A “major obstacle” behind the miniature representation of US-made weapons in Vietnam’s arsenal is the “cost,” for which “Washington is considering structuring special financing terms for the pricey equipment that could help cash-strapped Hanoi steer away from its traditional reliance on lower-cost, Russian-made arms.”
Not US Ally, But Merely Arms Customer
However, Hanoi cannot be expected to completely throw in its lot with the US camp, as it maintains robust political and commercial relations with Beijing, far deeper in scope and diversity than the US.
The latest example was the mid-September Memorandum of Understanding (MoU) between Beijing and Hanoi’s Ministers of Public Security (in charge of internal security and domestic intelligence), Wang Xiaohong and To Lam respectively. Ironically, it was inked immediately after President Biden visited Vietnam.
The MoU was aimed at “working together to combat cross-border gambling,” tackling “transnational crimes,” and “deepening pragmatic cooperation,” as both countries “share common beliefs, ideals and values.”
Wang Xiaohong is a member of the Secretariat of the Communist Party of China (CCP) Central Committee, and To Lam is a member of the Political Bureau of the Communist Party of Vietnam Central Committee. This was followed by a meeting between Cai Qi, a member of the Standing Committee of the Political Bureau of the CPC Central Committee, and To Lam in Beijing, according to a report in Global Times.

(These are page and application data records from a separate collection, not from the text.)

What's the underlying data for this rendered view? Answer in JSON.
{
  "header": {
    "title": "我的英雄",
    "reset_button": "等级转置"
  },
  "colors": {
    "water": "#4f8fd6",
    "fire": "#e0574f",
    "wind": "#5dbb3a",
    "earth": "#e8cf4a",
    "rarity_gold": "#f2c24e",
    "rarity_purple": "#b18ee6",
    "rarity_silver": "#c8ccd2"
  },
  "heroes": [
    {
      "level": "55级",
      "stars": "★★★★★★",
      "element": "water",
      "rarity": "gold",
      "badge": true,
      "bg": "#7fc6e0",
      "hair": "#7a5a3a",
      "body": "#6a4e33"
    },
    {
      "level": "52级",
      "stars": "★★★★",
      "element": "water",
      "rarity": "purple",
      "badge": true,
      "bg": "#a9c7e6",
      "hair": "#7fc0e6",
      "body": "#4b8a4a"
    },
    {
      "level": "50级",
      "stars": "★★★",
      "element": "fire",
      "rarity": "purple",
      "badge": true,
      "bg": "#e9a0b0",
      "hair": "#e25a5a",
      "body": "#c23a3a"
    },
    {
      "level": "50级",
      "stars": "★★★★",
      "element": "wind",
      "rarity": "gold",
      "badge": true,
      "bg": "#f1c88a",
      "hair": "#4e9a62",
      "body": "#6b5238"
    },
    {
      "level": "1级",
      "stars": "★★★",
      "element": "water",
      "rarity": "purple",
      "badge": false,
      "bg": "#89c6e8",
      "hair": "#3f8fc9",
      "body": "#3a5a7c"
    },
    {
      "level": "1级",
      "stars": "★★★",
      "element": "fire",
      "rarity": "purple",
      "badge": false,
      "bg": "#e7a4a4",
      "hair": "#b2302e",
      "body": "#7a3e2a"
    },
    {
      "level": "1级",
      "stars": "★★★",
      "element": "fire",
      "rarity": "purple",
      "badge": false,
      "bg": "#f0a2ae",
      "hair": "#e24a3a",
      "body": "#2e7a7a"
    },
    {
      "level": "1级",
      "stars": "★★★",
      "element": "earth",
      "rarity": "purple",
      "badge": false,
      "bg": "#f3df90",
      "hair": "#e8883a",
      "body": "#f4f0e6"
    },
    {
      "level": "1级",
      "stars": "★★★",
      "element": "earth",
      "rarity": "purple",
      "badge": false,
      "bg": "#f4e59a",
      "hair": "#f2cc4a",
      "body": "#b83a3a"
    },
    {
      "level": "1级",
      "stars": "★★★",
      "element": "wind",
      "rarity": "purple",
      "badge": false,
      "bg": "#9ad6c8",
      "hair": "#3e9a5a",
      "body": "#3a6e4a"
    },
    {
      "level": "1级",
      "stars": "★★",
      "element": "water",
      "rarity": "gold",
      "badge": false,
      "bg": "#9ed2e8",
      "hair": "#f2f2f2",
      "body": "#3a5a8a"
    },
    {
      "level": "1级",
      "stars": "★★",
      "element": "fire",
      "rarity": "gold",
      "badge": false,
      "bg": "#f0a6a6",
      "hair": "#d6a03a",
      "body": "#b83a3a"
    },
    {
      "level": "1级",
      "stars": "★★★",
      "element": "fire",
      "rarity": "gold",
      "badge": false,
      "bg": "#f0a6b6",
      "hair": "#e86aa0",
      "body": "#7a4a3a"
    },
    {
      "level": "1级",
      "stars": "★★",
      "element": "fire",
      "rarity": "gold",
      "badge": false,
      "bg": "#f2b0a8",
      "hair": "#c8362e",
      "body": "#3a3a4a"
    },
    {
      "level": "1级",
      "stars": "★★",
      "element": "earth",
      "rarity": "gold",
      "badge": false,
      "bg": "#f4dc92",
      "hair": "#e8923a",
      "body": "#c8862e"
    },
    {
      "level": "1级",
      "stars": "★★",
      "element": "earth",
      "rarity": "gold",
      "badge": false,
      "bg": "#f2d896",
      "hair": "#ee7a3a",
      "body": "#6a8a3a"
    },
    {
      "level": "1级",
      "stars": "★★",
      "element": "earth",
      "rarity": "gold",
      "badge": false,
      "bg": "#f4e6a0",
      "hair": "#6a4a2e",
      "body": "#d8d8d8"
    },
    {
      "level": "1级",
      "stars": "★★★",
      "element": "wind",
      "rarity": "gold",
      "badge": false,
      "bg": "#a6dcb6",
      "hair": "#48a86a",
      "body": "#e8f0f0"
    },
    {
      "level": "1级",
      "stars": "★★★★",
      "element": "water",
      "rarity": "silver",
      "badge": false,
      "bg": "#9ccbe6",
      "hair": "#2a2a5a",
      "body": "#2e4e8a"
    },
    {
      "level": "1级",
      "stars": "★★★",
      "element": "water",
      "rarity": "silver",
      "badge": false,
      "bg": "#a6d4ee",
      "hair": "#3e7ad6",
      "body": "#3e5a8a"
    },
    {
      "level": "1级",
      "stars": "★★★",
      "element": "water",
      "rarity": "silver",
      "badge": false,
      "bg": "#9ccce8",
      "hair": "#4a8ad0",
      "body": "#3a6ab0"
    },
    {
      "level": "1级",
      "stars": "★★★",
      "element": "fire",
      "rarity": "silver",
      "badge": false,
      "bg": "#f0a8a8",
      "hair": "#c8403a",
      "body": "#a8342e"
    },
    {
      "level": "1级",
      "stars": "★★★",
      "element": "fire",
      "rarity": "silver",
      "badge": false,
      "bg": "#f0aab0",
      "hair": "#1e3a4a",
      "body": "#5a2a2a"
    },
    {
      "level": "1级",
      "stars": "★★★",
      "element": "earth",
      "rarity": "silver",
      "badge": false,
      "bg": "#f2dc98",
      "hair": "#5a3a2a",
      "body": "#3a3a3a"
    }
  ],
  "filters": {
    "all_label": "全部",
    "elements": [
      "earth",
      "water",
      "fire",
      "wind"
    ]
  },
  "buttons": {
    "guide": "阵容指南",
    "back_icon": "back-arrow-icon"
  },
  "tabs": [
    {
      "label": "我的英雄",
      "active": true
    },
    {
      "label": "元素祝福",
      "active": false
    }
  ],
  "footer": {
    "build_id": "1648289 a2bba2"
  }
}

By effecting such meetings between ministers who are full-time members of their respective Communist parties, China aims to convey to the US that its political system shares a greater ideological affinity with Vietnam that overshadows the few tactical divergences. One of these is conflicting territorial claims.
This meeting was a massive signal to Washington and can be even said to have slightly embarrassed the Biden administration, as it came immediately after his visit. Generally, in the diplomatic world, military-security and strategic agreements are considered a sign of a deeper partnership than just defense deals, even more so if senior political leaders with non-diplomatic roles meet to affirm their ideological affinity.
It cannot be ruled out that the meeting must have played a role in the broader scheme of things to accelerate Washington’s efforts to announce the massive defense deal with Vietnam.
Hanoi Is Uneasy But Does Not Feel Threatened By China
This is not to say that Hanoi is completely unbothered about its maritime disputes with Beijing. Southeast Asia’s general unease over China’s rapid technological, military, and economic rise over the last two decades has aided it to assert its territorial claims more confidently.
Notably, China does have some exaggerated claims in the South China Sea (SCS). However, some experts suggest this is a ploy, where maximalist claims would cover up for areas they might have to concede during negotiations to settle the dispute.
Secondly, it is part of China’s ‘gray zone’ warfare, where it raises the fear of escalation and conflict that prevents countries contesting territorial claims from taking a military recourse. This has other geo-economic and commercial calculations, too, given China’s centrality in global trade, its status as a top trading partner of rival and friendly nations, and how a war right outside its vicinity will hurt its own and the regional economy.